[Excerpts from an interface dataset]
━━━━

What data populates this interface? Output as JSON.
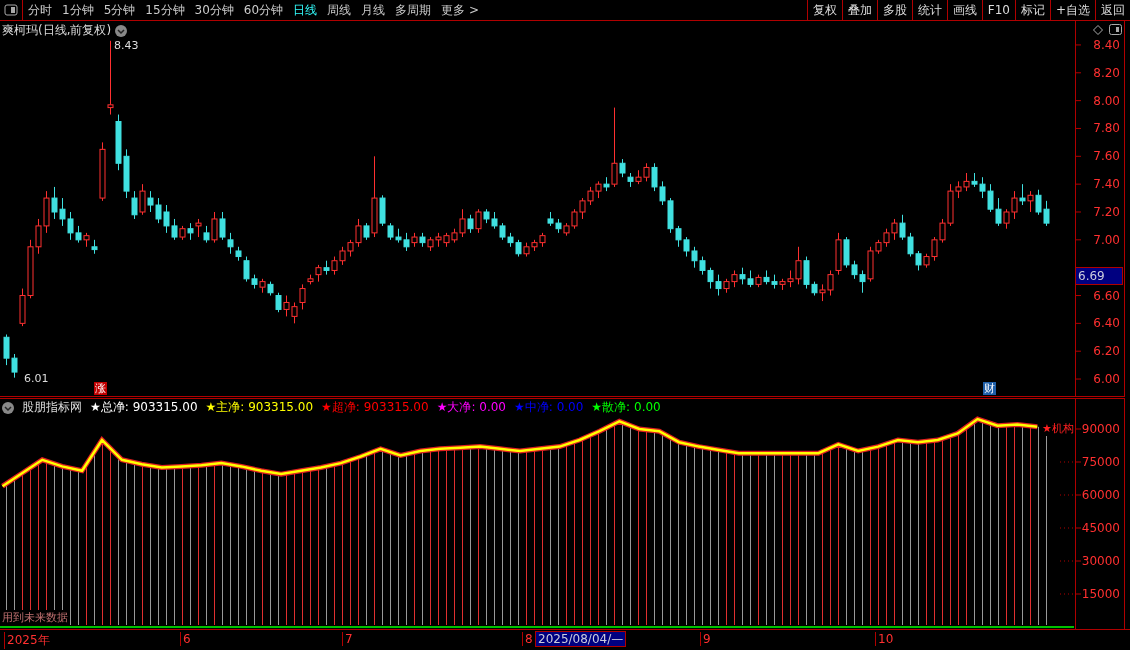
{
  "toolbar": {
    "periods": [
      {
        "label": "分时",
        "selected": false
      },
      {
        "label": "1分钟",
        "selected": false
      },
      {
        "label": "5分钟",
        "selected": false
      },
      {
        "label": "15分钟",
        "selected": false
      },
      {
        "label": "30分钟",
        "selected": false
      },
      {
        "label": "60分钟",
        "selected": false
      },
      {
        "label": "日线",
        "selected": true
      },
      {
        "label": "周线",
        "selected": false
      },
      {
        "label": "月线",
        "selected": false
      },
      {
        "label": "多周期",
        "selected": false
      }
    ],
    "more": "更多 >",
    "buttons": [
      "复权",
      "叠加",
      "多股",
      "统计",
      "画线",
      "F10",
      "标记",
      "+自选",
      "返回"
    ]
  },
  "main_chart": {
    "title": "爽柯玛(日线,前复权)",
    "current_price": "6.69",
    "high_label": "8.43",
    "low_label": "6.01",
    "markers": [
      {
        "text": "涨",
        "color": "#c00000"
      },
      {
        "text": "财",
        "color": "#1f5fa8"
      }
    ],
    "chart_data": {
      "type": "candlestick",
      "ylim": [
        5.871,
        8.572
      ],
      "yticks": [
        {
          "value": 8.4,
          "label": "8.40"
        },
        {
          "value": 8.2,
          "label": "8.20"
        },
        {
          "value": 8.0,
          "label": "8.00"
        },
        {
          "value": 7.8,
          "label": "7.80"
        },
        {
          "value": 7.6,
          "label": "7.60"
        },
        {
          "value": 7.4,
          "label": "7.40"
        },
        {
          "value": 7.2,
          "label": "7.20"
        },
        {
          "value": 7.0,
          "label": "7.00"
        },
        {
          "value": 6.6,
          "label": "6.60"
        },
        {
          "value": 6.4,
          "label": "6.40"
        },
        {
          "value": 6.2,
          "label": "6.20"
        },
        {
          "value": 6.0,
          "label": "6.00"
        }
      ],
      "ohlc": [
        [
          6.3,
          6.32,
          6.1,
          6.15
        ],
        [
          6.15,
          6.18,
          6.01,
          6.05
        ],
        [
          6.4,
          6.65,
          6.38,
          6.6
        ],
        [
          6.6,
          7.0,
          6.58,
          6.95
        ],
        [
          6.95,
          7.15,
          6.9,
          7.1
        ],
        [
          7.1,
          7.35,
          7.05,
          7.3
        ],
        [
          7.3,
          7.38,
          7.15,
          7.2
        ],
        [
          7.22,
          7.3,
          7.1,
          7.15
        ],
        [
          7.15,
          7.2,
          7.0,
          7.05
        ],
        [
          7.05,
          7.1,
          6.98,
          7.0
        ],
        [
          7.0,
          7.05,
          6.95,
          7.03
        ],
        [
          6.95,
          7.0,
          6.9,
          6.93
        ],
        [
          7.3,
          7.7,
          7.28,
          7.65
        ],
        [
          7.95,
          8.43,
          7.9,
          7.97
        ],
        [
          7.85,
          7.9,
          7.5,
          7.55
        ],
        [
          7.6,
          7.65,
          7.3,
          7.35
        ],
        [
          7.3,
          7.35,
          7.15,
          7.18
        ],
        [
          7.2,
          7.4,
          7.18,
          7.35
        ],
        [
          7.3,
          7.35,
          7.2,
          7.25
        ],
        [
          7.25,
          7.3,
          7.12,
          7.15
        ],
        [
          7.2,
          7.25,
          7.05,
          7.1
        ],
        [
          7.1,
          7.15,
          7.0,
          7.02
        ],
        [
          7.02,
          7.1,
          7.0,
          7.08
        ],
        [
          7.08,
          7.12,
          7.0,
          7.05
        ],
        [
          7.1,
          7.15,
          7.02,
          7.12
        ],
        [
          7.05,
          7.1,
          6.98,
          7.0
        ],
        [
          7.0,
          7.2,
          6.98,
          7.15
        ],
        [
          7.15,
          7.2,
          7.0,
          7.02
        ],
        [
          7.0,
          7.05,
          6.9,
          6.95
        ],
        [
          6.92,
          6.95,
          6.85,
          6.88
        ],
        [
          6.85,
          6.88,
          6.7,
          6.72
        ],
        [
          6.72,
          6.75,
          6.65,
          6.68
        ],
        [
          6.66,
          6.72,
          6.62,
          6.7
        ],
        [
          6.68,
          6.7,
          6.6,
          6.62
        ],
        [
          6.6,
          6.62,
          6.48,
          6.5
        ],
        [
          6.5,
          6.6,
          6.45,
          6.55
        ],
        [
          6.45,
          6.55,
          6.4,
          6.52
        ],
        [
          6.55,
          6.68,
          6.5,
          6.65
        ],
        [
          6.7,
          6.75,
          6.68,
          6.72
        ],
        [
          6.75,
          6.82,
          6.7,
          6.8
        ],
        [
          6.8,
          6.85,
          6.75,
          6.78
        ],
        [
          6.78,
          6.88,
          6.75,
          6.85
        ],
        [
          6.85,
          6.95,
          6.82,
          6.92
        ],
        [
          6.92,
          7.0,
          6.88,
          6.98
        ],
        [
          6.98,
          7.15,
          6.95,
          7.1
        ],
        [
          7.1,
          7.12,
          7.0,
          7.02
        ],
        [
          7.05,
          7.6,
          7.02,
          7.3
        ],
        [
          7.3,
          7.32,
          7.1,
          7.12
        ],
        [
          7.1,
          7.12,
          7.0,
          7.02
        ],
        [
          7.02,
          7.08,
          6.98,
          7.0
        ],
        [
          7.0,
          7.05,
          6.92,
          6.95
        ],
        [
          6.98,
          7.05,
          6.95,
          7.02
        ],
        [
          7.02,
          7.05,
          6.95,
          6.98
        ],
        [
          6.95,
          7.02,
          6.92,
          7.0
        ],
        [
          7.0,
          7.05,
          6.95,
          7.02
        ],
        [
          6.98,
          7.05,
          6.95,
          7.03
        ],
        [
          7.0,
          7.08,
          6.98,
          7.05
        ],
        [
          7.05,
          7.22,
          7.02,
          7.15
        ],
        [
          7.15,
          7.18,
          7.05,
          7.08
        ],
        [
          7.08,
          7.22,
          7.05,
          7.2
        ],
        [
          7.2,
          7.22,
          7.12,
          7.15
        ],
        [
          7.15,
          7.2,
          7.08,
          7.1
        ],
        [
          7.1,
          7.12,
          7.0,
          7.02
        ],
        [
          7.02,
          7.05,
          6.95,
          6.98
        ],
        [
          6.98,
          7.0,
          6.88,
          6.9
        ],
        [
          6.9,
          6.98,
          6.88,
          6.95
        ],
        [
          6.95,
          7.0,
          6.92,
          6.98
        ],
        [
          6.98,
          7.05,
          6.95,
          7.03
        ],
        [
          7.15,
          7.2,
          7.1,
          7.12
        ],
        [
          7.12,
          7.15,
          7.05,
          7.08
        ],
        [
          7.05,
          7.12,
          7.03,
          7.1
        ],
        [
          7.1,
          7.22,
          7.08,
          7.2
        ],
        [
          7.2,
          7.3,
          7.15,
          7.28
        ],
        [
          7.28,
          7.38,
          7.25,
          7.35
        ],
        [
          7.35,
          7.42,
          7.3,
          7.4
        ],
        [
          7.4,
          7.45,
          7.35,
          7.38
        ],
        [
          7.4,
          7.95,
          7.38,
          7.55
        ],
        [
          7.55,
          7.58,
          7.45,
          7.48
        ],
        [
          7.45,
          7.48,
          7.38,
          7.42
        ],
        [
          7.42,
          7.5,
          7.4,
          7.45
        ],
        [
          7.45,
          7.55,
          7.42,
          7.52
        ],
        [
          7.52,
          7.55,
          7.35,
          7.38
        ],
        [
          7.38,
          7.42,
          7.25,
          7.28
        ],
        [
          7.28,
          7.3,
          7.05,
          7.08
        ],
        [
          7.08,
          7.1,
          6.95,
          7.0
        ],
        [
          7.0,
          7.02,
          6.88,
          6.92
        ],
        [
          6.92,
          6.95,
          6.8,
          6.85
        ],
        [
          6.85,
          6.88,
          6.75,
          6.78
        ],
        [
          6.78,
          6.8,
          6.65,
          6.7
        ],
        [
          6.7,
          6.75,
          6.6,
          6.65
        ],
        [
          6.65,
          6.72,
          6.62,
          6.7
        ],
        [
          6.7,
          6.78,
          6.66,
          6.75
        ],
        [
          6.75,
          6.8,
          6.68,
          6.72
        ],
        [
          6.72,
          6.78,
          6.66,
          6.68
        ],
        [
          6.68,
          6.75,
          6.66,
          6.73
        ],
        [
          6.73,
          6.78,
          6.68,
          6.7
        ],
        [
          6.7,
          6.75,
          6.65,
          6.68
        ],
        [
          6.68,
          6.72,
          6.64,
          6.7
        ],
        [
          6.7,
          6.78,
          6.66,
          6.72
        ],
        [
          6.72,
          6.95,
          6.68,
          6.85
        ],
        [
          6.85,
          6.88,
          6.65,
          6.68
        ],
        [
          6.68,
          6.7,
          6.6,
          6.62
        ],
        [
          6.62,
          6.68,
          6.56,
          6.64
        ],
        [
          6.64,
          6.78,
          6.6,
          6.75
        ],
        [
          6.78,
          7.05,
          6.75,
          7.0
        ],
        [
          7.0,
          7.02,
          6.8,
          6.82
        ],
        [
          6.82,
          6.85,
          6.72,
          6.75
        ],
        [
          6.75,
          6.78,
          6.62,
          6.7
        ],
        [
          6.72,
          6.95,
          6.7,
          6.92
        ],
        [
          6.92,
          7.0,
          6.9,
          6.98
        ],
        [
          6.98,
          7.08,
          6.95,
          7.05
        ],
        [
          7.05,
          7.15,
          7.0,
          7.12
        ],
        [
          7.12,
          7.18,
          7.0,
          7.02
        ],
        [
          7.02,
          7.05,
          6.88,
          6.9
        ],
        [
          6.9,
          6.92,
          6.78,
          6.82
        ],
        [
          6.82,
          6.9,
          6.8,
          6.88
        ],
        [
          6.88,
          7.02,
          6.85,
          7.0
        ],
        [
          7.0,
          7.15,
          6.98,
          7.12
        ],
        [
          7.12,
          7.4,
          7.1,
          7.35
        ],
        [
          7.35,
          7.42,
          7.3,
          7.38
        ],
        [
          7.38,
          7.48,
          7.35,
          7.42
        ],
        [
          7.42,
          7.48,
          7.38,
          7.4
        ],
        [
          7.4,
          7.45,
          7.3,
          7.35
        ],
        [
          7.35,
          7.4,
          7.2,
          7.22
        ],
        [
          7.22,
          7.3,
          7.1,
          7.12
        ],
        [
          7.12,
          7.22,
          7.08,
          7.2
        ],
        [
          7.2,
          7.35,
          7.15,
          7.3
        ],
        [
          7.3,
          7.4,
          7.25,
          7.28
        ],
        [
          7.28,
          7.35,
          7.2,
          7.32
        ],
        [
          7.32,
          7.36,
          7.18,
          7.2
        ],
        [
          7.22,
          7.28,
          7.1,
          7.12
        ]
      ]
    }
  },
  "indicator": {
    "name": "股朋指标网",
    "legend": [
      {
        "label": "★总净:",
        "value": "903315.00",
        "color": "#ffffff"
      },
      {
        "label": "★主净:",
        "value": "903315.00",
        "color": "#ffff00"
      },
      {
        "label": "★超净:",
        "value": "903315.00",
        "color": "#ff0000"
      },
      {
        "label": "★大净:",
        "value": "0.00",
        "color": "#ff00ff"
      },
      {
        "label": "★中净:",
        "value": "0.00",
        "color": "#0000ff"
      },
      {
        "label": "★散净:",
        "value": "0.00",
        "color": "#00ff00"
      }
    ],
    "note": "用到未来数据",
    "chart_data": {
      "type": "line",
      "ylim": [
        -909,
        104091
      ],
      "grid": true,
      "yticks": [
        {
          "value": 90000,
          "label": "90000"
        },
        {
          "value": 75000,
          "label": "75000"
        },
        {
          "value": 60000,
          "label": "60000"
        },
        {
          "value": 45000,
          "label": "45000"
        },
        {
          "value": 30000,
          "label": "30000"
        },
        {
          "value": 15000,
          "label": "15000"
        }
      ],
      "series": [
        {
          "name": "★机构",
          "color": "#ffff00",
          "values": [
            64000,
            70000,
            76000,
            73000,
            71000,
            85000,
            76000,
            74000,
            72500,
            73000,
            73500,
            74500,
            73000,
            71000,
            69500,
            71000,
            72500,
            74500,
            77500,
            81000,
            78000,
            80000,
            81000,
            81500,
            82000,
            81000,
            80000,
            81000,
            82000,
            85000,
            89000,
            93500,
            90000,
            89000,
            84000,
            82000,
            80500,
            79000,
            79000,
            79000,
            79000,
            79000,
            83000,
            80000,
            82000,
            85000,
            84000,
            85000,
            88000,
            94500,
            91500,
            92000,
            91000
          ]
        }
      ]
    }
  },
  "date_axis": {
    "labels": [
      "2025年",
      "6",
      "7",
      "8",
      "9",
      "10"
    ],
    "cursor_date": "2025/08/04/—"
  }
}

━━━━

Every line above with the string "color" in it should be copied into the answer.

**Task result:**
        "color": "#c00000"
        "color": "#1f5fa8"
        "color": "#ffffff"
        "color": "#ffff00"
        "color": "#ff0000"
        "color": "#ff00ff"
        "color": "#0000ff"
        "color": "#00ff00"
          "color": "#ffff00",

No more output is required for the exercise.